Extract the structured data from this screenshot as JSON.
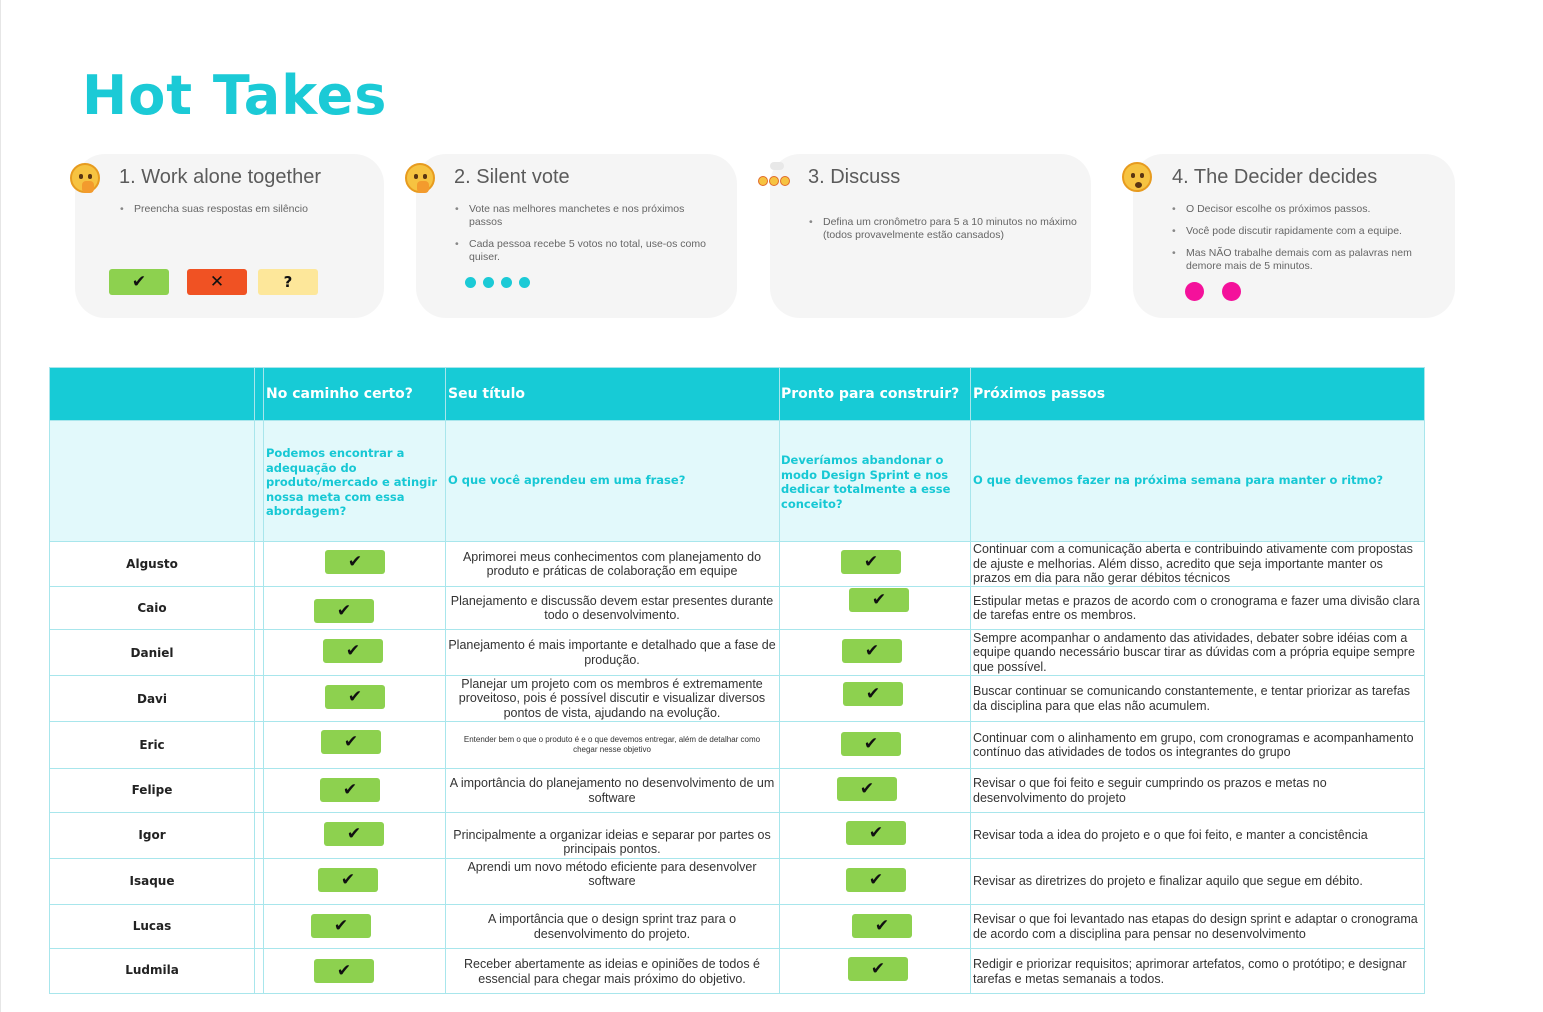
{
  "title": "Hot Takes",
  "steps": [
    {
      "heading": "1. Work alone together",
      "bullets": [
        "Preencha suas respostas em silêncio"
      ]
    },
    {
      "heading": "2. Silent vote",
      "bullets": [
        "Vote nas melhores manchetes e nos próximos passos",
        "Cada pessoa recebe 5 votos no total, use-os como quiser."
      ]
    },
    {
      "heading": "3. Discuss",
      "bullets": [
        "Defina um cronômetro para 5 a 10 minutos no máximo\n(todos provavelmente estão cansados)"
      ]
    },
    {
      "heading": "4. The Decider decides",
      "bullets": [
        "O Decisor escolhe os próximos passos.",
        "Você pode discutir rapidamente com a equipe.",
        "Mas NÃO trabalhe demais com as palavras nem demore mais de 5 minutos."
      ]
    }
  ],
  "vote_buttons": {
    "yes": "✔",
    "no": "✕",
    "maybe": "?"
  },
  "colors": {
    "accent": "#1bcad6",
    "green": "#8dd14f",
    "red": "#f05223",
    "yellow": "#fde79a",
    "magenta": "#f4119b"
  },
  "table": {
    "headers": [
      "No caminho certo?",
      "Seu título",
      "Pronto para construir?",
      "Próximos passos"
    ],
    "prompts": [
      "Podemos encontrar a adequação do produto/mercado e atingir nossa meta com essa abordagem?",
      "O que você aprendeu em uma frase?",
      "Deveríamos abandonar o modo Design Sprint e nos dedicar totalmente a esse conceito?",
      "O que devemos fazer na próxima semana para manter o ritmo?"
    ],
    "check_symbol": "✔",
    "rows": [
      {
        "name": "Algusto",
        "on_track": "✔",
        "title": "Aprimorei meus conhecimentos com planejamento do produto e práticas de colaboração em equipe",
        "ready": "✔",
        "next": "Continuar com a comunicação aberta e contribuindo ativamente com propostas de ajuste e melhorias. Além disso, acredito que seja importante manter os prazos em dia para não gerar débitos técnicos"
      },
      {
        "name": "Caio",
        "on_track": "✔",
        "title": "Planejamento e discussão devem estar presentes durante todo o desenvolvimento.",
        "ready": "✔",
        "next": "Estipular metas e prazos de acordo com o cronograma e fazer uma divisão clara de tarefas entre os membros."
      },
      {
        "name": "Daniel",
        "on_track": "✔",
        "title": "Planejamento é mais importante e detalhado que a fase de produção.",
        "ready": "✔",
        "next": "Sempre acompanhar o andamento das atividades, debater sobre idéias com a equipe quando necessário buscar tirar as dúvidas com a própria equipe sempre que possível."
      },
      {
        "name": "Davi",
        "on_track": "✔",
        "title": "Planejar um projeto com os membros é extremamente proveitoso, pois é possível discutir e visualizar diversos pontos de vista, ajudando na evolução.",
        "ready": "✔",
        "next": "Buscar continuar se comunicando constantemente, e tentar priorizar as tarefas da disciplina para que elas não acumulem."
      },
      {
        "name": "Eric",
        "on_track": "✔",
        "title": "Entender bem o que o produto é e o que devemos entregar, além de detalhar como chegar nesse objetivo",
        "ready": "✔",
        "next": "Continuar com o alinhamento em grupo, com cronogramas e acompanhamento contínuo das atividades de todos os integrantes do grupo"
      },
      {
        "name": "Felipe",
        "on_track": "✔",
        "title": "A importância do planejamento no desenvolvimento de um software",
        "ready": "✔",
        "next": "Revisar o que foi feito e seguir cumprindo os prazos e metas no desenvolvimento do projeto"
      },
      {
        "name": "Igor",
        "on_track": "✔",
        "title": "Principalmente a organizar ideias e separar por partes os principais pontos.",
        "ready": "✔",
        "next": "Revisar toda a idea do projeto e o que foi feito, e manter a concistência"
      },
      {
        "name": "Isaque",
        "on_track": "✔",
        "title": "Aprendi um novo método eficiente para desenvolver software",
        "ready": "✔",
        "next": "Revisar as diretrizes do projeto e finalizar aquilo que segue em débito."
      },
      {
        "name": "Lucas",
        "on_track": "✔",
        "title": "A importância que o design sprint traz para o desenvolvimento do projeto.",
        "ready": "✔",
        "next": "Revisar o que foi levantado nas etapas do design sprint e adaptar o cronograma de acordo com a disciplina para pensar no desenvolvimento"
      },
      {
        "name": "Ludmila",
        "on_track": "✔",
        "title": "Receber abertamente as ideias e opiniões de todos é essencial para chegar mais próximo do objetivo.",
        "ready": "✔",
        "next": "Redigir e priorizar requisitos; aprimorar artefatos, como o protótipo; e designar tarefas e metas semanais a todos."
      }
    ]
  }
}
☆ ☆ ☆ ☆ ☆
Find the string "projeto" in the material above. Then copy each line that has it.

__OUTPUT FOR THIS TASK__.
        "title": "Planejar um projeto com os membros é extremamente proveitoso, pois é possível discutir e visualizar diversos pontos de vista, ajudando na evolução.",
        "next": "Revisar o que foi feito e seguir cumprindo os prazos e metas no desenvolvimento do projeto"
        "next": "Revisar toda a idea do projeto e o que foi feito, e manter a concistência"
        "next": "Revisar as diretrizes do projeto e finalizar aquilo que segue em débito."
        "title": "A importância que o design sprint traz para o desenvolvimento do projeto.",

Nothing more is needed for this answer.